** Opening Given records block **

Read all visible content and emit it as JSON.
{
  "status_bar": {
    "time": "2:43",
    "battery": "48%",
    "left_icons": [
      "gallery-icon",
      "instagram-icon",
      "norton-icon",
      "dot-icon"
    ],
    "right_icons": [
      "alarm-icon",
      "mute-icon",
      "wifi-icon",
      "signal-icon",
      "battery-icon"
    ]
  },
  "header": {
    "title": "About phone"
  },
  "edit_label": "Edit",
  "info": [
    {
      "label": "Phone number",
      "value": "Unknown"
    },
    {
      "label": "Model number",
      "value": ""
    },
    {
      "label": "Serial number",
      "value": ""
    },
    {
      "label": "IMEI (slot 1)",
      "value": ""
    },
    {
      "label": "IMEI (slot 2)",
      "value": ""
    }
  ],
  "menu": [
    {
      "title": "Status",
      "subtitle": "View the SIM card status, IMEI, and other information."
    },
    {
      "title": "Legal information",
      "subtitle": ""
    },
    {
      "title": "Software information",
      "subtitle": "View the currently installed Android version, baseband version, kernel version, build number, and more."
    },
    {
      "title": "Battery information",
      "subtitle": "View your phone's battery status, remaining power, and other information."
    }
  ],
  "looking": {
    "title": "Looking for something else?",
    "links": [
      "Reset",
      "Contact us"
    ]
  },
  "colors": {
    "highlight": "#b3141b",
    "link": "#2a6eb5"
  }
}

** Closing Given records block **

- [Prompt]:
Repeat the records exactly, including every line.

- [Solved exercise]:
Read all visible content and emit it as JSON.
{
  "status_bar": {
    "time": "2:43",
    "battery": "48%",
    "left_icons": [
      "gallery-icon",
      "instagram-icon",
      "norton-icon",
      "dot-icon"
    ],
    "right_icons": [
      "alarm-icon",
      "mute-icon",
      "wifi-icon",
      "signal-icon",
      "battery-icon"
    ]
  },
  "header": {
    "title": "About phone"
  },
  "edit_label": "Edit",
  "info": [
    {
      "label": "Phone number",
      "value": "Unknown"
    },
    {
      "label": "Model number",
      "value": ""
    },
    {
      "label": "Serial number",
      "value": ""
    },
    {
      "label": "IMEI (slot 1)",
      "value": ""
    },
    {
      "label": "IMEI (slot 2)",
      "value": ""
    }
  ],
  "menu": [
    {
      "title": "Status",
      "subtitle": "View the SIM card status, IMEI, and other information."
    },
    {
      "title": "Legal information",
      "subtitle": ""
    },
    {
      "title": "Software information",
      "subtitle": "View the currently installed Android version, baseband version, kernel version, build number, and more."
    },
    {
      "title": "Battery information",
      "subtitle": "View your phone's battery status, remaining power, and other information."
    }
  ],
  "looking": {
    "title": "Looking for something else?",
    "links": [
      "Reset",
      "Contact us"
    ]
  },
  "colors": {
    "highlight": "#b3141b",
    "link": "#2a6eb5"
  }
}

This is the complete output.